Report how many lines in the records below hold "browntape", with no other output.

[[ Records supplied, beginning ]]

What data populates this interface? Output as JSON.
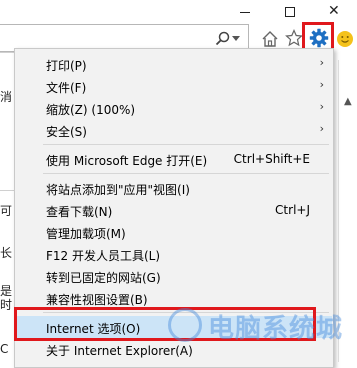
{
  "window": {
    "close_glyph": "✕"
  },
  "page_fragments": [
    "消",
    "可",
    "长",
    "是",
    "时",
    "C"
  ],
  "menu": {
    "items": [
      {
        "label": "打印(P)",
        "shortcut": "",
        "submenu": true
      },
      {
        "label": "文件(F)",
        "shortcut": "",
        "submenu": true
      },
      {
        "label": "缩放(Z) (100%)",
        "shortcut": "",
        "submenu": true
      },
      {
        "label": "安全(S)",
        "shortcut": "",
        "submenu": true
      },
      {
        "label": "使用 Microsoft Edge 打开(E)",
        "shortcut": "Ctrl+Shift+E",
        "submenu": false
      },
      {
        "label": "将站点添加到\"应用\"视图(I)",
        "shortcut": "",
        "submenu": false
      },
      {
        "label": "查看下载(N)",
        "shortcut": "Ctrl+J",
        "submenu": false
      },
      {
        "label": "管理加载项(M)",
        "shortcut": "",
        "submenu": false
      },
      {
        "label": "F12 开发人员工具(L)",
        "shortcut": "",
        "submenu": false
      },
      {
        "label": "转到已固定的网站(G)",
        "shortcut": "",
        "submenu": false
      },
      {
        "label": "兼容性视图设置(B)",
        "shortcut": "",
        "submenu": false
      },
      {
        "label": "Internet 选项(O)",
        "shortcut": "",
        "submenu": false
      },
      {
        "label": "关于 Internet Explorer(A)",
        "shortcut": "",
        "submenu": false
      }
    ],
    "submenu_arrow": "›"
  },
  "watermark": {
    "text": "电脑系统城"
  },
  "colors": {
    "highlight_red": "#e0181c",
    "gear_blue": "#1e6fc2",
    "hover_blue": "#cce4f7"
  }
}
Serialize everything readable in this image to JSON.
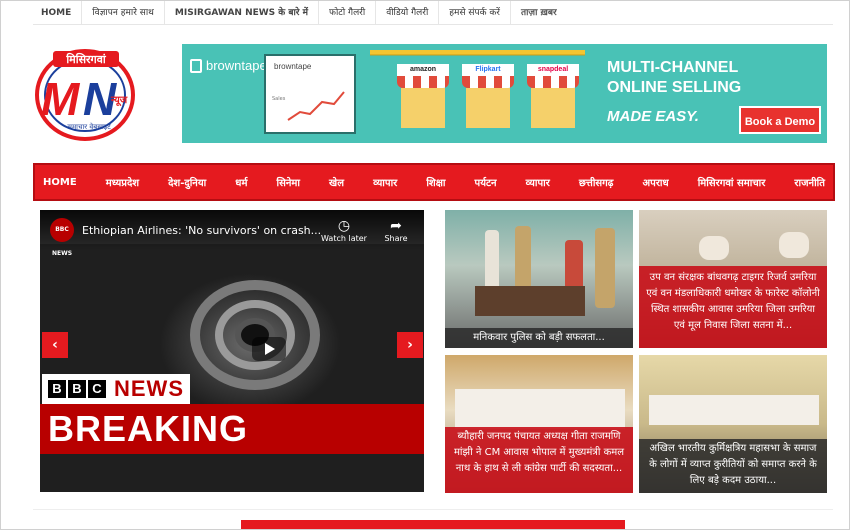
{
  "topbar": {
    "items": [
      "HOME",
      "विज्ञापन हमारे साथ",
      "MISIRGAWAN NEWS के बारे में",
      "फोटो गैलरी",
      "वीडियो गैलरी",
      "हमसे संपर्क करें",
      "ताज़ा ख़बर"
    ]
  },
  "logo": {
    "top_text": "मिसिरगवां",
    "letters": "MN",
    "side_text": "न्यूज",
    "tagline": "समाचार वेबसाइट",
    "colors": {
      "red": "#e51a1f",
      "blue": "#1b3f9c"
    }
  },
  "ad": {
    "brand": "browntape",
    "screen_brand": "browntape",
    "screen_label": "Sales",
    "stores": [
      "amazon",
      "Flipkart",
      "snapdeal"
    ],
    "headline_1": "MULTI-CHANNEL",
    "headline_2": "ONLINE SELLING",
    "subline": "MADE EASY.",
    "cta": "Book a Demo",
    "colors": {
      "bg": "#49c2b6",
      "cta": "#e8322e"
    }
  },
  "nav": {
    "items": [
      "HOME",
      "मध्यप्रदेश",
      "देश-दुनिया",
      "धर्म",
      "सिनेमा",
      "खेल",
      "व्यापार",
      "शिक्षा",
      "पर्यटन",
      "व्यापार",
      "छत्तीसगढ़",
      "अपराध",
      "मिसिरगवां समाचार",
      "राजनीति"
    ],
    "color": "#e51a1f"
  },
  "video": {
    "channel": "BBC NEWS",
    "title": "Ethiopian Airlines: 'No survivors' on crash...",
    "watch_later": "Watch later",
    "share": "Share",
    "bbc_letters": [
      "B",
      "B",
      "C"
    ],
    "news_word": "NEWS",
    "breaking": "BREAKING",
    "prev_icon": "chevron-left-icon",
    "next_icon": "chevron-right-icon"
  },
  "tiles": [
    {
      "caption": "मनिकवार पुलिस को बड़ी सफलता..."
    },
    {
      "caption": "उप वन संरक्षक बांधवगढ़ टाइगर रिजर्व उमरिया एवं वन मंडलाधिकारी धमोखर के फारेस्ट कॉलोनी स्थित शासकीय आवास उमरिया जिला उमरिया एवं मूल निवास जिला सतना में..."
    },
    {
      "caption": "ब्यौहारी जनपद पंचायत अध्यक्ष गीता राजमणि मांझी ने CM आवास भोपाल में मुख्यमंत्री कमल नाथ के हाथ से ली कांग्रेस पार्टी की सदस्यता..."
    },
    {
      "caption": "अखिल भारतीय कुर्मिक्षत्रिय महासभा के समाज के लोगों में व्याप्त कुरीतियों को समाप्त करने के लिए बड़े कदम उठाया..."
    }
  ]
}
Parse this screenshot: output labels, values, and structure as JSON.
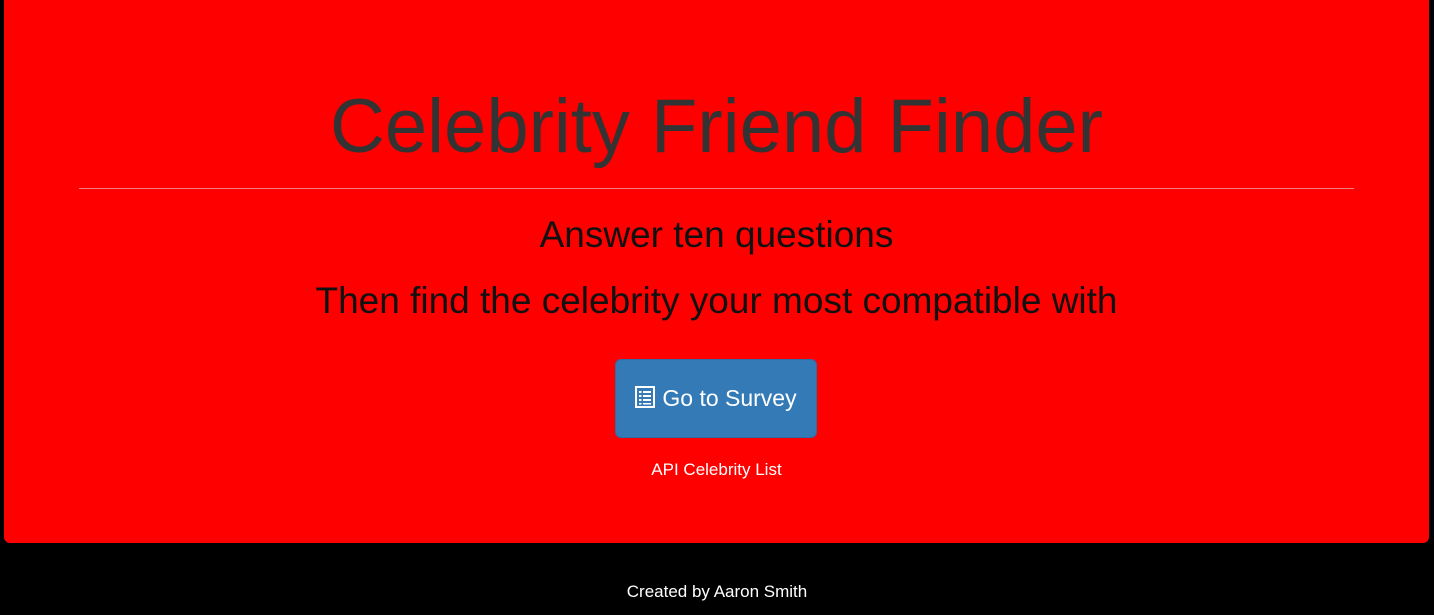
{
  "hero": {
    "title": "Celebrity Friend Finder",
    "subtitle_line1": "Answer ten questions",
    "subtitle_line2": "Then find the celebrity your most compatible with",
    "survey_button": {
      "icon": "list-alt-icon",
      "label": "Go to Survey"
    },
    "api_link_label": "API Celebrity List",
    "background_color": "#ff0000",
    "button_color": "#337ab7"
  },
  "footer": {
    "text": "Created by Aaron Smith"
  }
}
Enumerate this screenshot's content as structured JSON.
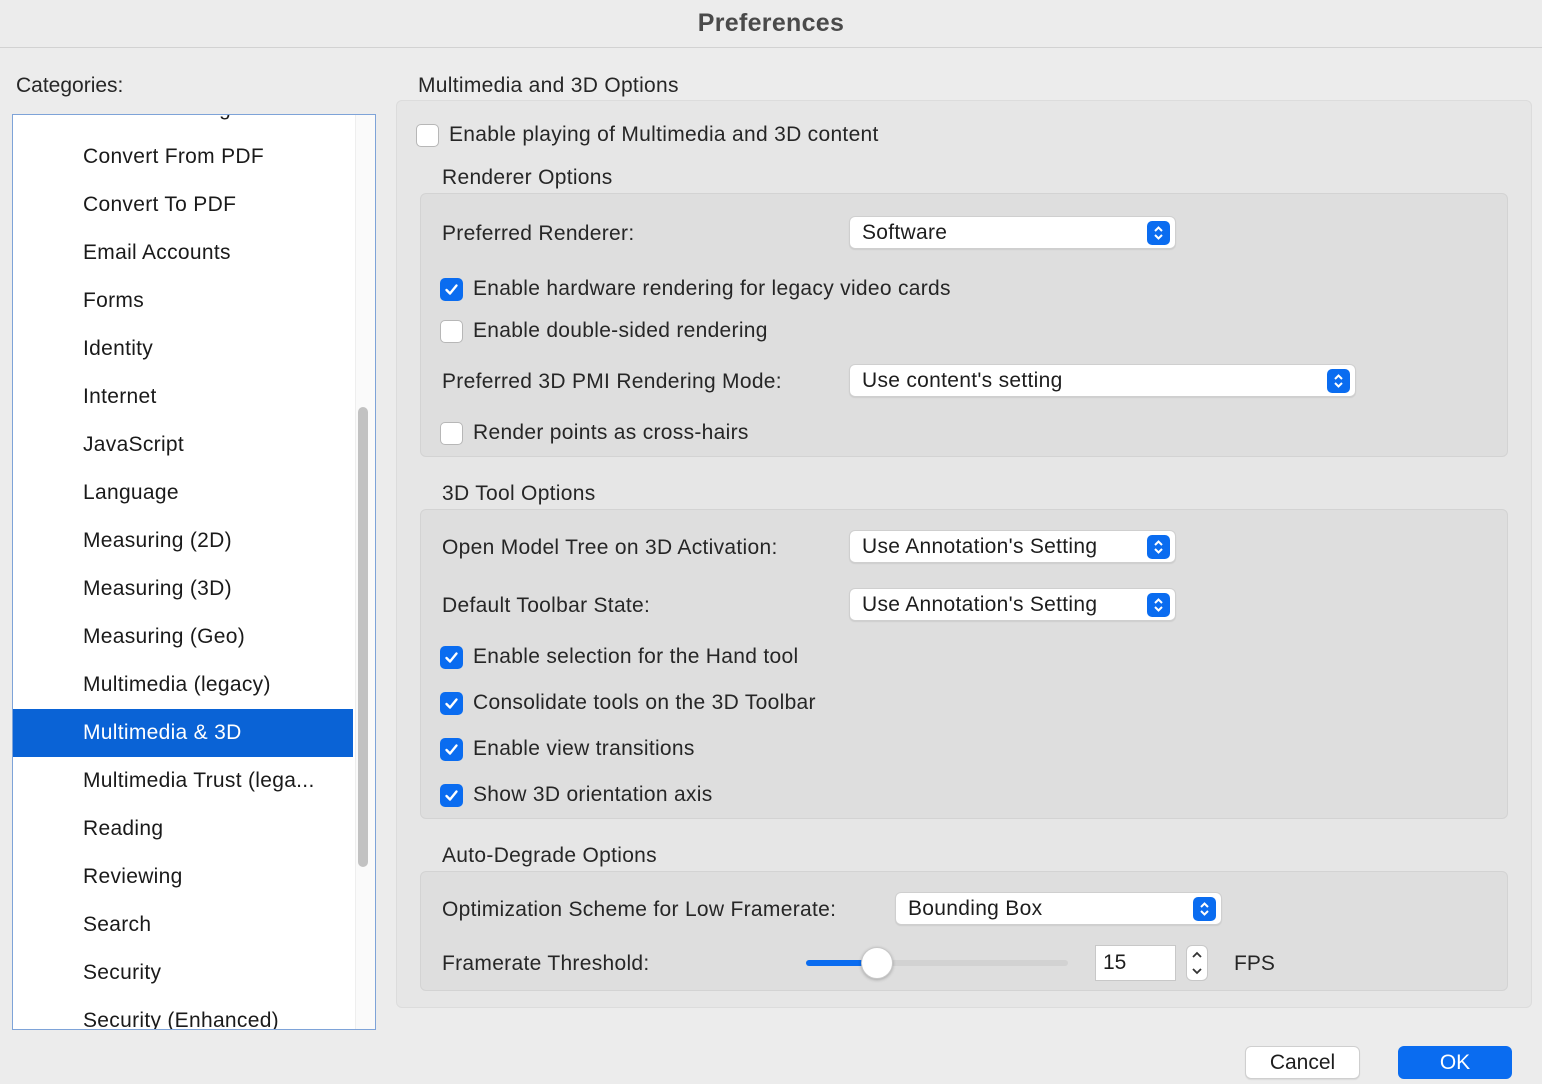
{
  "window": {
    "title": "Preferences"
  },
  "sidebar": {
    "label": "Categories:",
    "items": [
      {
        "label": "Content Editing",
        "selected": false
      },
      {
        "label": "Convert From PDF",
        "selected": false
      },
      {
        "label": "Convert To PDF",
        "selected": false
      },
      {
        "label": "Email Accounts",
        "selected": false
      },
      {
        "label": "Forms",
        "selected": false
      },
      {
        "label": "Identity",
        "selected": false
      },
      {
        "label": "Internet",
        "selected": false
      },
      {
        "label": "JavaScript",
        "selected": false
      },
      {
        "label": "Language",
        "selected": false
      },
      {
        "label": "Measuring (2D)",
        "selected": false
      },
      {
        "label": "Measuring (3D)",
        "selected": false
      },
      {
        "label": "Measuring (Geo)",
        "selected": false
      },
      {
        "label": "Multimedia (legacy)",
        "selected": false
      },
      {
        "label": "Multimedia & 3D",
        "selected": true
      },
      {
        "label": "Multimedia Trust (lega...",
        "selected": false
      },
      {
        "label": "Reading",
        "selected": false
      },
      {
        "label": "Reviewing",
        "selected": false
      },
      {
        "label": "Search",
        "selected": false
      },
      {
        "label": "Security",
        "selected": false
      },
      {
        "label": "Security (Enhanced)",
        "selected": false
      }
    ]
  },
  "main": {
    "title": "Multimedia and 3D Options",
    "enable_playing": {
      "label": "Enable playing of Multimedia and 3D content",
      "checked": false
    },
    "renderer": {
      "title": "Renderer Options",
      "preferred_renderer_label": "Preferred Renderer:",
      "preferred_renderer_value": "Software",
      "hw_legacy": {
        "label": "Enable hardware rendering for legacy video cards",
        "checked": true
      },
      "double_sided": {
        "label": "Enable double-sided rendering",
        "checked": false
      },
      "pmi_label": "Preferred 3D PMI Rendering Mode:",
      "pmi_value": "Use content's setting",
      "cross_hairs": {
        "label": "Render points as cross-hairs",
        "checked": false
      }
    },
    "tool": {
      "title": "3D Tool Options",
      "model_tree_label": "Open Model Tree on 3D Activation:",
      "model_tree_value": "Use Annotation's Setting",
      "toolbar_state_label": "Default Toolbar State:",
      "toolbar_state_value": "Use Annotation's Setting",
      "hand_tool": {
        "label": "Enable selection for the Hand tool",
        "checked": true
      },
      "consolidate": {
        "label": "Consolidate tools on the 3D Toolbar",
        "checked": true
      },
      "view_transitions": {
        "label": "Enable view transitions",
        "checked": true
      },
      "orientation_axis": {
        "label": "Show 3D orientation axis",
        "checked": true
      }
    },
    "degrade": {
      "title": "Auto-Degrade Options",
      "scheme_label": "Optimization Scheme for Low Framerate:",
      "scheme_value": "Bounding Box",
      "threshold_label": "Framerate Threshold:",
      "threshold_value": "15",
      "threshold_slider_fraction": 0.27,
      "unit": "FPS"
    }
  },
  "buttons": {
    "cancel": "Cancel",
    "ok": "OK"
  },
  "colors": {
    "accent": "#0a6cf0",
    "selection": "#0a63d6"
  }
}
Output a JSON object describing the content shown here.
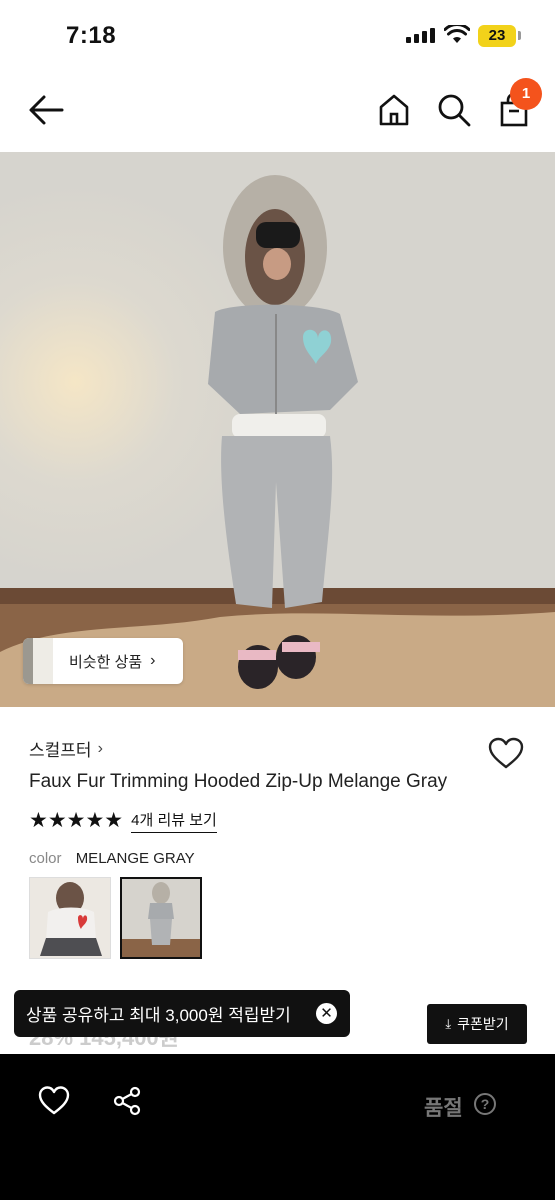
{
  "status_bar": {
    "time": "7:18",
    "battery": "23"
  },
  "nav": {
    "cart_count": "1",
    "icons": [
      "back-arrow-icon",
      "home-icon",
      "search-icon",
      "shopping-bag-icon"
    ]
  },
  "image": {
    "similar_button": "비슷한 상품",
    "chevron": "›"
  },
  "product": {
    "brand": "스컬프터",
    "brand_chevron": "›",
    "title": "Faux Fur Trimming Hooded Zip-Up Melange Gray",
    "rating_stars": "★★★★★",
    "rating_value": 5,
    "reviews_link": "4개 리뷰 보기",
    "color_label": "color",
    "color_value": "MELANGE GRAY",
    "price_partial": "28% 145,400원"
  },
  "toast": {
    "text": "상품 공유하고 최대 3,000원 적립받기",
    "close": "✕"
  },
  "coupon": {
    "icon": "⤓",
    "label": "쿠폰받기"
  },
  "bottom_bar": {
    "status": "품절",
    "help": "?"
  },
  "colors": {
    "badge": "#f4531c",
    "bottom_bar": "#000000",
    "sold_out_text": "#777777"
  }
}
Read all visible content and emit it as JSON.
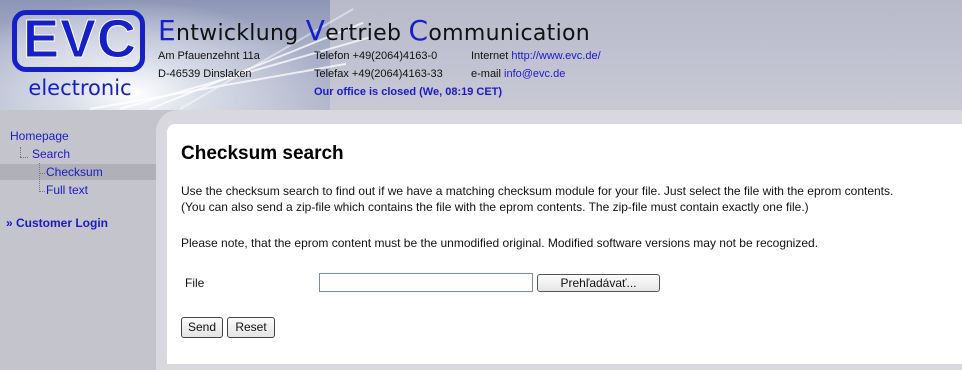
{
  "header": {
    "logo_text": "EVC",
    "logo_subtitle": "electronic",
    "company_words": [
      {
        "cap": "E",
        "rest": "ntwicklung "
      },
      {
        "cap": "V",
        "rest": "ertrieb "
      },
      {
        "cap": "C",
        "rest": "ommunication"
      }
    ],
    "address_line1": "Am Pfauenzehnt 11a",
    "address_line2": "D-46539 Dinslaken",
    "phone": "Telefon +49(2064)4163-0",
    "fax": "Telefax +49(2064)4163-33",
    "internet_label": "Internet",
    "internet_url": "http://www.evc.de/",
    "email_label": "e-mail",
    "email": "info@evc.de",
    "office_status": "Our office is closed (We, 08:19 CET)"
  },
  "sidebar": {
    "items": [
      {
        "label": "Homepage"
      },
      {
        "label": "Search"
      },
      {
        "label": "Checksum"
      },
      {
        "label": "Full text"
      }
    ],
    "login_label": "» Customer Login"
  },
  "main": {
    "title": "Checksum search",
    "intro_line1": "Use the checksum search to find out if we have a matching checksum module for your file. Just select the file with the eprom contents.",
    "intro_line2": "(You can also send a zip-file which contains the file with the eprom contents. The zip-file must contain exactly one file.)",
    "note": "Please note, that the eprom content must be the unmodified original. Modified software versions may not be recognized.",
    "form": {
      "file_label": "File",
      "file_value": "",
      "browse_label": "Prehľadávať...",
      "send_label": "Send",
      "reset_label": "Reset"
    }
  },
  "colors": {
    "brand_blue": "#1520c8",
    "link_blue": "#1a1ac8",
    "sidebar_bg": "#c4c4cc",
    "active_item_bg": "#b0b0b8"
  }
}
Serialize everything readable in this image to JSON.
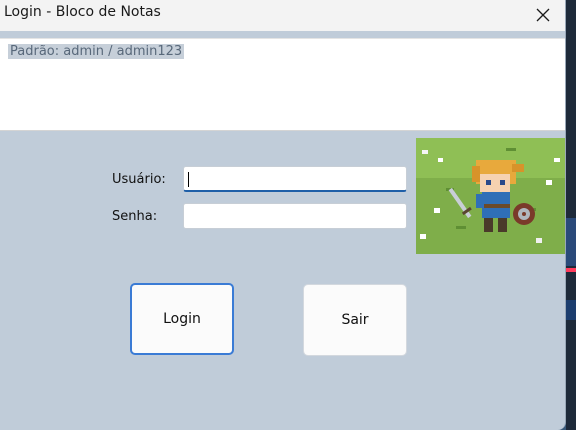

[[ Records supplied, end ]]

» **Answer to this exercise**
2